§ **What you need to do**:
Please copy each line from the entries that contains the string "volume".

§ **Recorded data**:
· · · · ·
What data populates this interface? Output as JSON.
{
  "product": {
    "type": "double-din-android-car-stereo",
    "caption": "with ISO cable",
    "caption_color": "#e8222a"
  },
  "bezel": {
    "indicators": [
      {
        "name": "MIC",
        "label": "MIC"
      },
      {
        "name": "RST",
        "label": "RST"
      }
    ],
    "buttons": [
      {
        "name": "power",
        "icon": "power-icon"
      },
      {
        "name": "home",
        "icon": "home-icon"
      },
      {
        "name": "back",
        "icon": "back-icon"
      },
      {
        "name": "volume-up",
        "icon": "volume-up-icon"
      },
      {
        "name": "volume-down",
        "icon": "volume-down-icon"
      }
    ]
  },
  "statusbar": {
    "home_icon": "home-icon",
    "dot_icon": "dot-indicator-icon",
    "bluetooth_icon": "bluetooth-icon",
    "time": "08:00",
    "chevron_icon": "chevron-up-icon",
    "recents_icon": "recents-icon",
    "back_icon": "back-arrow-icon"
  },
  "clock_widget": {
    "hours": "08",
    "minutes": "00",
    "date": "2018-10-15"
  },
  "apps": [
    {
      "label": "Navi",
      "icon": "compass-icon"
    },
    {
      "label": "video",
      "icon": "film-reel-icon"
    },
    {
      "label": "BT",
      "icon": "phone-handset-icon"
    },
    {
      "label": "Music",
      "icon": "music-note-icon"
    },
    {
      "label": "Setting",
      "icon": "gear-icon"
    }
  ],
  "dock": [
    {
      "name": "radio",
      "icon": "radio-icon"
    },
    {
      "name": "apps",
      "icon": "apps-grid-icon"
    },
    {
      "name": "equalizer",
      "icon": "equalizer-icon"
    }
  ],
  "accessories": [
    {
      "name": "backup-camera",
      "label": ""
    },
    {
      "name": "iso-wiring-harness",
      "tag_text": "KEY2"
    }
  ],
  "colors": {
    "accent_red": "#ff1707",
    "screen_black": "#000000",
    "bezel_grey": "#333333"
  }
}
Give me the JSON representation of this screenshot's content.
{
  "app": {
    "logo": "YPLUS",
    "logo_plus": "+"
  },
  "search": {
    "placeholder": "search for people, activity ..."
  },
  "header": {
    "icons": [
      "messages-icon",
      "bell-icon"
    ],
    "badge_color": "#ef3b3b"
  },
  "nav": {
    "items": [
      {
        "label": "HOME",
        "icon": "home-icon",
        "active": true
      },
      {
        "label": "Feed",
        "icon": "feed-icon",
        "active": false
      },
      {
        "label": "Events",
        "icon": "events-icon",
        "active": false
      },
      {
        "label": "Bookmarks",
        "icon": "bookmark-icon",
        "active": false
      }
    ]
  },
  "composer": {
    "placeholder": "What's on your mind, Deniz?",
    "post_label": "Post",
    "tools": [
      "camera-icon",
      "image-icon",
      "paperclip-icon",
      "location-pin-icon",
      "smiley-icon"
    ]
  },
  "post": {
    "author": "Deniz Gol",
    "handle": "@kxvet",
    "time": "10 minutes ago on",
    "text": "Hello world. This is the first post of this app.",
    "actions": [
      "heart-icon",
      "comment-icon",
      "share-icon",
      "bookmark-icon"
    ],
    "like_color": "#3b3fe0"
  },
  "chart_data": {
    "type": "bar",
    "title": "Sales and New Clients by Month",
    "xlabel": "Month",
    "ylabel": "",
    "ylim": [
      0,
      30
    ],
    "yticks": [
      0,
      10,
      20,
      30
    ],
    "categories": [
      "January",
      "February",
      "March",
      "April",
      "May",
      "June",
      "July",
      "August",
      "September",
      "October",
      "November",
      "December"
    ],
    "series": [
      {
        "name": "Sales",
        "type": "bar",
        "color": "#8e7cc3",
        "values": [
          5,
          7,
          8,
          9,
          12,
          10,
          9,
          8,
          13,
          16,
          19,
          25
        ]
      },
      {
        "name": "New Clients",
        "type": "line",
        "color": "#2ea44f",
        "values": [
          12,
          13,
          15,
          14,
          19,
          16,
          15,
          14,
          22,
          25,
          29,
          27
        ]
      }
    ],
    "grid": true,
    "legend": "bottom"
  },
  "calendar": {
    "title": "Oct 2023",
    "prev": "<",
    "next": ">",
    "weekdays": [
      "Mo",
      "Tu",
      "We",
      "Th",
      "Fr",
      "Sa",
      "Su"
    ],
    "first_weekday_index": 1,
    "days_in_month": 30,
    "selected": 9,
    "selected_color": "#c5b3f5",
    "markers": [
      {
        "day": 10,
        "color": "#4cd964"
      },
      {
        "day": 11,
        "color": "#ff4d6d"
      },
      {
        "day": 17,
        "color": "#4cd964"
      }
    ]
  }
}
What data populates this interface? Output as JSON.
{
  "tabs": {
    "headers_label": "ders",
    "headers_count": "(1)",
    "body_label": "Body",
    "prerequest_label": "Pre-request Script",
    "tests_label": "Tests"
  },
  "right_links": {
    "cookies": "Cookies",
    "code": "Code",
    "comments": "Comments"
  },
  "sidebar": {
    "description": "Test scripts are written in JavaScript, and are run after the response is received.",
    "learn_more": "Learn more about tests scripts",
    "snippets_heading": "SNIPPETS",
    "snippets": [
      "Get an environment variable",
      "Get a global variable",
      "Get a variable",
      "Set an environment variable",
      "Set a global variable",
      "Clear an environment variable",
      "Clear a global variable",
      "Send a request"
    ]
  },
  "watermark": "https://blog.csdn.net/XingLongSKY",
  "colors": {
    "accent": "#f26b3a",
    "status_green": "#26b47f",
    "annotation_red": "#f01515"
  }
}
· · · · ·
§ **Problem solution**:
        "name": "volume-up",
        "icon": "volume-up-icon"
        "name": "volume-down",
        "icon": "volume-down-icon"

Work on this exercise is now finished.